-- Problem details --
The answer must consist of the entire listing, repeated exactly.

-- Source data --
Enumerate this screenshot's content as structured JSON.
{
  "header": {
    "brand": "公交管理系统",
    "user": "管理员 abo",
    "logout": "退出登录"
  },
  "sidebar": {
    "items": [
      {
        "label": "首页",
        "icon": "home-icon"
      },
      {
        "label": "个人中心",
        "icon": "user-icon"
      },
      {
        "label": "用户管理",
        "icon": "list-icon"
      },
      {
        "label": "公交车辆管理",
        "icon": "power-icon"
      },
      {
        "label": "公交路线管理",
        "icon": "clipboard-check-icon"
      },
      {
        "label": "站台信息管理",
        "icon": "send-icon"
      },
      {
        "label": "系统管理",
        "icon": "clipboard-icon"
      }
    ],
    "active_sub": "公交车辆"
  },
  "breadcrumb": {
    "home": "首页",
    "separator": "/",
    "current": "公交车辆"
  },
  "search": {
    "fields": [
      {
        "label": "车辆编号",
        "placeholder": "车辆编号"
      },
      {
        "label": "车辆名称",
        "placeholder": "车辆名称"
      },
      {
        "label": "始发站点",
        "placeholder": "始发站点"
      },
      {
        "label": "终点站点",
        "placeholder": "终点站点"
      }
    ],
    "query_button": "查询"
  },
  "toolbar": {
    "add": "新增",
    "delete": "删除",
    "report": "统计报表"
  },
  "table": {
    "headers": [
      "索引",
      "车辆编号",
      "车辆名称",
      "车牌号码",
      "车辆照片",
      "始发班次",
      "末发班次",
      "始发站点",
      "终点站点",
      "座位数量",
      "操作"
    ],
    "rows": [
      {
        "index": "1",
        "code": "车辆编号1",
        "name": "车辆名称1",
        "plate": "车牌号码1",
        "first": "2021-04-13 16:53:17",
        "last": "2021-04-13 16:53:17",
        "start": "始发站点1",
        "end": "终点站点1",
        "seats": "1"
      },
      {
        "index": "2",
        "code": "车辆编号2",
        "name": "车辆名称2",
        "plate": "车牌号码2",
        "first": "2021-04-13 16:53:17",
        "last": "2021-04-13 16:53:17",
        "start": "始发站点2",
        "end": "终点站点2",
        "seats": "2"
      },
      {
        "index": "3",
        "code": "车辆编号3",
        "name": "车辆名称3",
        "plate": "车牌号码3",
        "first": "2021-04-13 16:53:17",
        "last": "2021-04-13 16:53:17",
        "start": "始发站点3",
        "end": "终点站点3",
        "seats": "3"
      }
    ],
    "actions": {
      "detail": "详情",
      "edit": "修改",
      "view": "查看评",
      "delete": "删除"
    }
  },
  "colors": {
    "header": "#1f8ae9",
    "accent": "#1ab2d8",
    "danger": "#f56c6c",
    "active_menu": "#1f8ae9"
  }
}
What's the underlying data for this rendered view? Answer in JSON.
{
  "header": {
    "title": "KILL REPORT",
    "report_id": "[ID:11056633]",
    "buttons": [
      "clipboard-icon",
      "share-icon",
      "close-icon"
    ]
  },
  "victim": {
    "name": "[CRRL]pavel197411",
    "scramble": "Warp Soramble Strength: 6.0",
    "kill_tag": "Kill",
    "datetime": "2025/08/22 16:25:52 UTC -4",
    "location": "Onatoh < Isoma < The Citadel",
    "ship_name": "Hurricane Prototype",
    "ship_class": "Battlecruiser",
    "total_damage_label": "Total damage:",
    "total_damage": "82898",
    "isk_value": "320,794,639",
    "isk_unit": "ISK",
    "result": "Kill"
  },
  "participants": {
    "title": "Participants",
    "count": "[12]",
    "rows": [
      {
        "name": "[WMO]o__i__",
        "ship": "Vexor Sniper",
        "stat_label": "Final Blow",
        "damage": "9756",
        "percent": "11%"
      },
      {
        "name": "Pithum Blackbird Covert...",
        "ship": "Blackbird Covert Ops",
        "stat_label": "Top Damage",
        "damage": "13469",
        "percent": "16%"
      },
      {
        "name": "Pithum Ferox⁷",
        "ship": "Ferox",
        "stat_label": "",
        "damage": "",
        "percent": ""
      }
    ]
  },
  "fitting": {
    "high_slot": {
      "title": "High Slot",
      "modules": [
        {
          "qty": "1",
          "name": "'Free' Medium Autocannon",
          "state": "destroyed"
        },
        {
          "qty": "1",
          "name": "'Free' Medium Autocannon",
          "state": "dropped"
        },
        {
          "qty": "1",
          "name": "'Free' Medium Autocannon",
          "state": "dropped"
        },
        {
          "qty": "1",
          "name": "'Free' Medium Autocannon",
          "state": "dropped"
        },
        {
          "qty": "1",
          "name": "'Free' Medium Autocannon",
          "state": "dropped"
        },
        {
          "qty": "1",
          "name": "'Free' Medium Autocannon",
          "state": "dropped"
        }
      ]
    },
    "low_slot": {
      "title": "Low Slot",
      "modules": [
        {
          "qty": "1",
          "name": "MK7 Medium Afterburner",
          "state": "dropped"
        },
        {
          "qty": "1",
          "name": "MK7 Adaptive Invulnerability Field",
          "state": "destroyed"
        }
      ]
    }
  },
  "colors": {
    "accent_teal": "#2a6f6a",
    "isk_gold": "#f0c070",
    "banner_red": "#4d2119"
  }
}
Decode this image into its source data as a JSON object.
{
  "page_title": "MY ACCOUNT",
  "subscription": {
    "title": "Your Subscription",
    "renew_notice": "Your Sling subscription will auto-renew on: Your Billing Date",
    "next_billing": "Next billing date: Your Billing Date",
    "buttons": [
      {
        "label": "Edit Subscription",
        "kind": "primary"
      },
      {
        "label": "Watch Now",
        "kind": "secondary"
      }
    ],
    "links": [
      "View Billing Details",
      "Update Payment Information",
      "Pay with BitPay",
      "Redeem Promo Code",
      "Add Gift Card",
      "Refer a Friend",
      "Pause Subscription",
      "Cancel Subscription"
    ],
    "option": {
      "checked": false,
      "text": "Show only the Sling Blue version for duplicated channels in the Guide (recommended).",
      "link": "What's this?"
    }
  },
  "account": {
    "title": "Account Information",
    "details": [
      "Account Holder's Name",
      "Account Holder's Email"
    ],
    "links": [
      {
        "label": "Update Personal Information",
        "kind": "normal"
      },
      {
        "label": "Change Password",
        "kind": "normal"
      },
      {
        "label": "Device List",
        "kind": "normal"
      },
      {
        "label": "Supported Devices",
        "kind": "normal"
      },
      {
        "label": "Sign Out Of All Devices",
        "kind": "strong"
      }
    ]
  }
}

-- Solution to this problem --
Enumerate this screenshot's content as structured JSON.
{
  "header": {
    "brand": "公交管理系统",
    "user": "管理员 abo",
    "logout": "退出登录"
  },
  "sidebar": {
    "items": [
      {
        "label": "首页",
        "icon": "home-icon"
      },
      {
        "label": "个人中心",
        "icon": "user-icon"
      },
      {
        "label": "用户管理",
        "icon": "list-icon"
      },
      {
        "label": "公交车辆管理",
        "icon": "power-icon"
      },
      {
        "label": "公交路线管理",
        "icon": "clipboard-check-icon"
      },
      {
        "label": "站台信息管理",
        "icon": "send-icon"
      },
      {
        "label": "系统管理",
        "icon": "clipboard-icon"
      }
    ],
    "active_sub": "公交车辆"
  },
  "breadcrumb": {
    "home": "首页",
    "separator": "/",
    "current": "公交车辆"
  },
  "search": {
    "fields": [
      {
        "label": "车辆编号",
        "placeholder": "车辆编号"
      },
      {
        "label": "车辆名称",
        "placeholder": "车辆名称"
      },
      {
        "label": "始发站点",
        "placeholder": "始发站点"
      },
      {
        "label": "终点站点",
        "placeholder": "终点站点"
      }
    ],
    "query_button": "查询"
  },
  "toolbar": {
    "add": "新增",
    "delete": "删除",
    "report": "统计报表"
  },
  "table": {
    "headers": [
      "索引",
      "车辆编号",
      "车辆名称",
      "车牌号码",
      "车辆照片",
      "始发班次",
      "末发班次",
      "始发站点",
      "终点站点",
      "座位数量",
      "操作"
    ],
    "rows": [
      {
        "index": "1",
        "code": "车辆编号1",
        "name": "车辆名称1",
        "plate": "车牌号码1",
        "first": "2021-04-13 16:53:17",
        "last": "2021-04-13 16:53:17",
        "start": "始发站点1",
        "end": "终点站点1",
        "seats": "1"
      },
      {
        "index": "2",
        "code": "车辆编号2",
        "name": "车辆名称2",
        "plate": "车牌号码2",
        "first": "2021-04-13 16:53:17",
        "last": "2021-04-13 16:53:17",
        "start": "始发站点2",
        "end": "终点站点2",
        "seats": "2"
      },
      {
        "index": "3",
        "code": "车辆编号3",
        "name": "车辆名称3",
        "plate": "车牌号码3",
        "first": "2021-04-13 16:53:17",
        "last": "2021-04-13 16:53:17",
        "start": "始发站点3",
        "end": "终点站点3",
        "seats": "3"
      }
    ],
    "actions": {
      "detail": "详情",
      "edit": "修改",
      "view": "查看评",
      "delete": "删除"
    }
  },
  "colors": {
    "header": "#1f8ae9",
    "accent": "#1ab2d8",
    "danger": "#f56c6c",
    "active_menu": "#1f8ae9"
  }
}
What's the underlying data for this rendered view? Answer in JSON.
{
  "header": {
    "title": "KILL REPORT",
    "report_id": "[ID:11056633]",
    "buttons": [
      "clipboard-icon",
      "share-icon",
      "close-icon"
    ]
  },
  "victim": {
    "name": "[CRRL]pavel197411",
    "scramble": "Warp Soramble Strength: 6.0",
    "kill_tag": "Kill",
    "datetime": "2025/08/22 16:25:52 UTC -4",
    "location": "Onatoh < Isoma < The Citadel",
    "ship_name": "Hurricane Prototype",
    "ship_class": "Battlecruiser",
    "total_damage_label": "Total damage:",
    "total_damage": "82898",
    "isk_value": "320,794,639",
    "isk_unit": "ISK",
    "result": "Kill"
  },
  "participants": {
    "title": "Participants",
    "count": "[12]",
    "rows": [
      {
        "name": "[WMO]o__i__",
        "ship": "Vexor Sniper",
        "stat_label": "Final Blow",
        "damage": "9756",
        "percent": "11%"
      },
      {
        "name": "Pithum Blackbird Covert...",
        "ship": "Blackbird Covert Ops",
        "stat_label": "Top Damage",
        "damage": "13469",
        "percent": "16%"
      },
      {
        "name": "Pithum Ferox⁷",
        "ship": "Ferox",
        "stat_label": "",
        "damage": "",
        "percent": ""
      }
    ]
  },
  "fitting": {
    "high_slot": {
      "title": "High Slot",
      "modules": [
        {
          "qty": "1",
          "name": "'Free' Medium Autocannon",
          "state": "destroyed"
        },
        {
          "qty": "1",
          "name": "'Free' Medium Autocannon",
          "state": "dropped"
        },
        {
          "qty": "1",
          "name": "'Free' Medium Autocannon",
          "state": "dropped"
        },
        {
          "qty": "1",
          "name": "'Free' Medium Autocannon",
          "state": "dropped"
        },
        {
          "qty": "1",
          "name": "'Free' Medium Autocannon",
          "state": "dropped"
        },
        {
          "qty": "1",
          "name": "'Free' Medium Autocannon",
          "state": "dropped"
        }
      ]
    },
    "low_slot": {
      "title": "Low Slot",
      "modules": [
        {
          "qty": "1",
          "name": "MK7 Medium Afterburner",
          "state": "dropped"
        },
        {
          "qty": "1",
          "name": "MK7 Adaptive Invulnerability Field",
          "state": "destroyed"
        }
      ]
    }
  },
  "colors": {
    "accent_teal": "#2a6f6a",
    "isk_gold": "#f0c070",
    "banner_red": "#4d2119"
  }
}
Decode this image into its source data as a JSON object.
{
  "page_title": "MY ACCOUNT",
  "subscription": {
    "title": "Your Subscription",
    "renew_notice": "Your Sling subscription will auto-renew on: Your Billing Date",
    "next_billing": "Next billing date: Your Billing Date",
    "buttons": [
      {
        "label": "Edit Subscription",
        "kind": "primary"
      },
      {
        "label": "Watch Now",
        "kind": "secondary"
      }
    ],
    "links": [
      "View Billing Details",
      "Update Payment Information",
      "Pay with BitPay",
      "Redeem Promo Code",
      "Add Gift Card",
      "Refer a Friend",
      "Pause Subscription",
      "Cancel Subscription"
    ],
    "option": {
      "checked": false,
      "text": "Show only the Sling Blue version for duplicated channels in the Guide (recommended).",
      "link": "What's this?"
    }
  },
  "account": {
    "title": "Account Information",
    "details": [
      "Account Holder's Name",
      "Account Holder's Email"
    ],
    "links": [
      {
        "label": "Update Personal Information",
        "kind": "normal"
      },
      {
        "label": "Change Password",
        "kind": "normal"
      },
      {
        "label": "Device List",
        "kind": "normal"
      },
      {
        "label": "Supported Devices",
        "kind": "normal"
      },
      {
        "label": "Sign Out Of All Devices",
        "kind": "strong"
      }
    ]
  }
}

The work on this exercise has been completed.